▶ Your task:
Could you give the number of lines in the entries below that contain the word "JSON"? Only the number is wanted.

▶ Material for this exercise:
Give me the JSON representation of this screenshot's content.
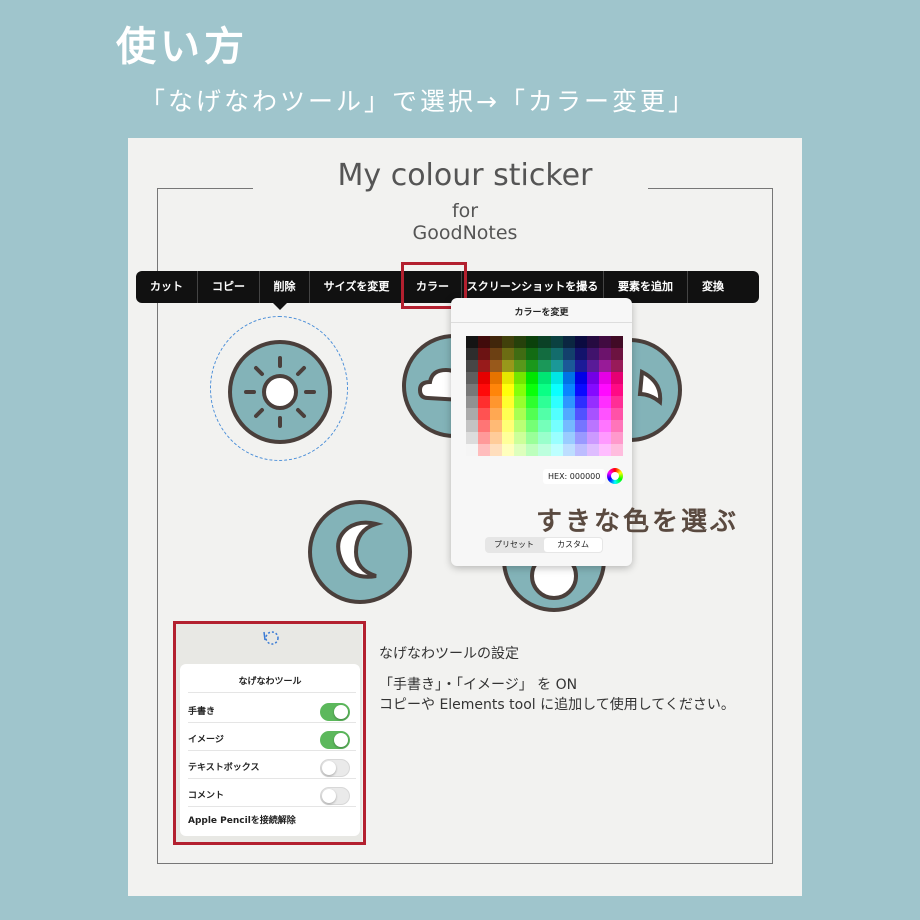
{
  "header": {
    "title": "使い方",
    "subtitle": "「なげなわツール」で選択→「カラー変更」"
  },
  "document": {
    "title": "My colour sticker",
    "for": "for",
    "app": "GoodNotes"
  },
  "context_menu": {
    "items": [
      "カット",
      "コピー",
      "削除",
      "サイズを変更",
      "カラー",
      "スクリーンショットを撮る",
      "要素を追加",
      "変換"
    ]
  },
  "color_popup": {
    "title": "カラーを変更",
    "hex_label": "HEX:",
    "hex_value": "000000",
    "tabs": [
      "プリセット",
      "カスタム"
    ],
    "active_tab": "カスタム"
  },
  "callout": {
    "choose_color": "すきな色を選ぶ"
  },
  "lasso_settings": {
    "title": "なげなわツール",
    "rows": [
      {
        "label": "手書き",
        "on": true
      },
      {
        "label": "イメージ",
        "on": true
      },
      {
        "label": "テキストボックス",
        "on": false
      },
      {
        "label": "コメント",
        "on": false
      }
    ],
    "footer": "Apple Pencilを接続解除"
  },
  "instructions": {
    "heading": "なげなわツールの設定",
    "line1": "「手書き」・「イメージ」 を ON",
    "line2": "コピーや Elements tool に追加して使用してください。"
  },
  "colors": {
    "background": "#9fc5cc",
    "sticker_fill": "#83b3b8",
    "sticker_outline": "#4a3f3b",
    "highlight_red": "#b3202f",
    "toggle_on": "#5cb85c"
  }
}
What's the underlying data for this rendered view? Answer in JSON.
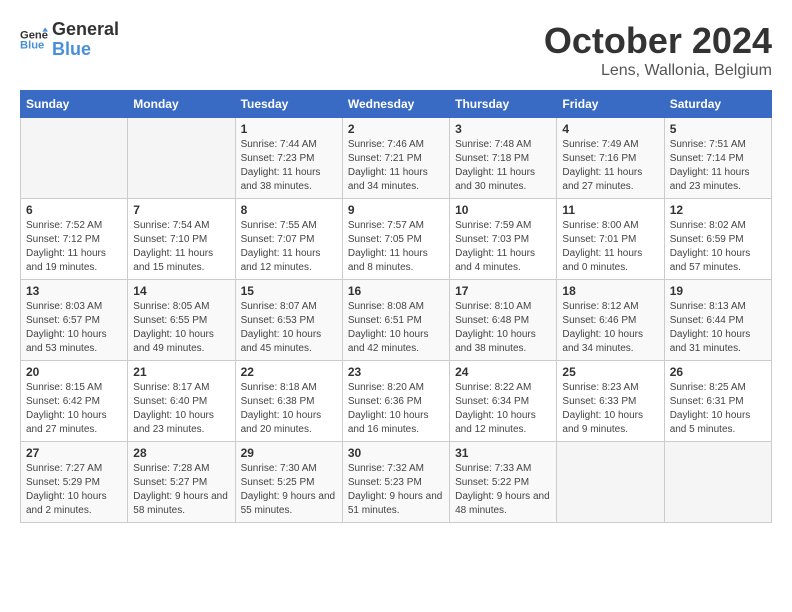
{
  "header": {
    "logo_general": "General",
    "logo_blue": "Blue",
    "month": "October 2024",
    "location": "Lens, Wallonia, Belgium"
  },
  "weekdays": [
    "Sunday",
    "Monday",
    "Tuesday",
    "Wednesday",
    "Thursday",
    "Friday",
    "Saturday"
  ],
  "weeks": [
    [
      {
        "day": "",
        "sunrise": "",
        "sunset": "",
        "daylight": ""
      },
      {
        "day": "",
        "sunrise": "",
        "sunset": "",
        "daylight": ""
      },
      {
        "day": "1",
        "sunrise": "Sunrise: 7:44 AM",
        "sunset": "Sunset: 7:23 PM",
        "daylight": "Daylight: 11 hours and 38 minutes."
      },
      {
        "day": "2",
        "sunrise": "Sunrise: 7:46 AM",
        "sunset": "Sunset: 7:21 PM",
        "daylight": "Daylight: 11 hours and 34 minutes."
      },
      {
        "day": "3",
        "sunrise": "Sunrise: 7:48 AM",
        "sunset": "Sunset: 7:18 PM",
        "daylight": "Daylight: 11 hours and 30 minutes."
      },
      {
        "day": "4",
        "sunrise": "Sunrise: 7:49 AM",
        "sunset": "Sunset: 7:16 PM",
        "daylight": "Daylight: 11 hours and 27 minutes."
      },
      {
        "day": "5",
        "sunrise": "Sunrise: 7:51 AM",
        "sunset": "Sunset: 7:14 PM",
        "daylight": "Daylight: 11 hours and 23 minutes."
      }
    ],
    [
      {
        "day": "6",
        "sunrise": "Sunrise: 7:52 AM",
        "sunset": "Sunset: 7:12 PM",
        "daylight": "Daylight: 11 hours and 19 minutes."
      },
      {
        "day": "7",
        "sunrise": "Sunrise: 7:54 AM",
        "sunset": "Sunset: 7:10 PM",
        "daylight": "Daylight: 11 hours and 15 minutes."
      },
      {
        "day": "8",
        "sunrise": "Sunrise: 7:55 AM",
        "sunset": "Sunset: 7:07 PM",
        "daylight": "Daylight: 11 hours and 12 minutes."
      },
      {
        "day": "9",
        "sunrise": "Sunrise: 7:57 AM",
        "sunset": "Sunset: 7:05 PM",
        "daylight": "Daylight: 11 hours and 8 minutes."
      },
      {
        "day": "10",
        "sunrise": "Sunrise: 7:59 AM",
        "sunset": "Sunset: 7:03 PM",
        "daylight": "Daylight: 11 hours and 4 minutes."
      },
      {
        "day": "11",
        "sunrise": "Sunrise: 8:00 AM",
        "sunset": "Sunset: 7:01 PM",
        "daylight": "Daylight: 11 hours and 0 minutes."
      },
      {
        "day": "12",
        "sunrise": "Sunrise: 8:02 AM",
        "sunset": "Sunset: 6:59 PM",
        "daylight": "Daylight: 10 hours and 57 minutes."
      }
    ],
    [
      {
        "day": "13",
        "sunrise": "Sunrise: 8:03 AM",
        "sunset": "Sunset: 6:57 PM",
        "daylight": "Daylight: 10 hours and 53 minutes."
      },
      {
        "day": "14",
        "sunrise": "Sunrise: 8:05 AM",
        "sunset": "Sunset: 6:55 PM",
        "daylight": "Daylight: 10 hours and 49 minutes."
      },
      {
        "day": "15",
        "sunrise": "Sunrise: 8:07 AM",
        "sunset": "Sunset: 6:53 PM",
        "daylight": "Daylight: 10 hours and 45 minutes."
      },
      {
        "day": "16",
        "sunrise": "Sunrise: 8:08 AM",
        "sunset": "Sunset: 6:51 PM",
        "daylight": "Daylight: 10 hours and 42 minutes."
      },
      {
        "day": "17",
        "sunrise": "Sunrise: 8:10 AM",
        "sunset": "Sunset: 6:48 PM",
        "daylight": "Daylight: 10 hours and 38 minutes."
      },
      {
        "day": "18",
        "sunrise": "Sunrise: 8:12 AM",
        "sunset": "Sunset: 6:46 PM",
        "daylight": "Daylight: 10 hours and 34 minutes."
      },
      {
        "day": "19",
        "sunrise": "Sunrise: 8:13 AM",
        "sunset": "Sunset: 6:44 PM",
        "daylight": "Daylight: 10 hours and 31 minutes."
      }
    ],
    [
      {
        "day": "20",
        "sunrise": "Sunrise: 8:15 AM",
        "sunset": "Sunset: 6:42 PM",
        "daylight": "Daylight: 10 hours and 27 minutes."
      },
      {
        "day": "21",
        "sunrise": "Sunrise: 8:17 AM",
        "sunset": "Sunset: 6:40 PM",
        "daylight": "Daylight: 10 hours and 23 minutes."
      },
      {
        "day": "22",
        "sunrise": "Sunrise: 8:18 AM",
        "sunset": "Sunset: 6:38 PM",
        "daylight": "Daylight: 10 hours and 20 minutes."
      },
      {
        "day": "23",
        "sunrise": "Sunrise: 8:20 AM",
        "sunset": "Sunset: 6:36 PM",
        "daylight": "Daylight: 10 hours and 16 minutes."
      },
      {
        "day": "24",
        "sunrise": "Sunrise: 8:22 AM",
        "sunset": "Sunset: 6:34 PM",
        "daylight": "Daylight: 10 hours and 12 minutes."
      },
      {
        "day": "25",
        "sunrise": "Sunrise: 8:23 AM",
        "sunset": "Sunset: 6:33 PM",
        "daylight": "Daylight: 10 hours and 9 minutes."
      },
      {
        "day": "26",
        "sunrise": "Sunrise: 8:25 AM",
        "sunset": "Sunset: 6:31 PM",
        "daylight": "Daylight: 10 hours and 5 minutes."
      }
    ],
    [
      {
        "day": "27",
        "sunrise": "Sunrise: 7:27 AM",
        "sunset": "Sunset: 5:29 PM",
        "daylight": "Daylight: 10 hours and 2 minutes."
      },
      {
        "day": "28",
        "sunrise": "Sunrise: 7:28 AM",
        "sunset": "Sunset: 5:27 PM",
        "daylight": "Daylight: 9 hours and 58 minutes."
      },
      {
        "day": "29",
        "sunrise": "Sunrise: 7:30 AM",
        "sunset": "Sunset: 5:25 PM",
        "daylight": "Daylight: 9 hours and 55 minutes."
      },
      {
        "day": "30",
        "sunrise": "Sunrise: 7:32 AM",
        "sunset": "Sunset: 5:23 PM",
        "daylight": "Daylight: 9 hours and 51 minutes."
      },
      {
        "day": "31",
        "sunrise": "Sunrise: 7:33 AM",
        "sunset": "Sunset: 5:22 PM",
        "daylight": "Daylight: 9 hours and 48 minutes."
      },
      {
        "day": "",
        "sunrise": "",
        "sunset": "",
        "daylight": ""
      },
      {
        "day": "",
        "sunrise": "",
        "sunset": "",
        "daylight": ""
      }
    ]
  ]
}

▶ Written solution:
2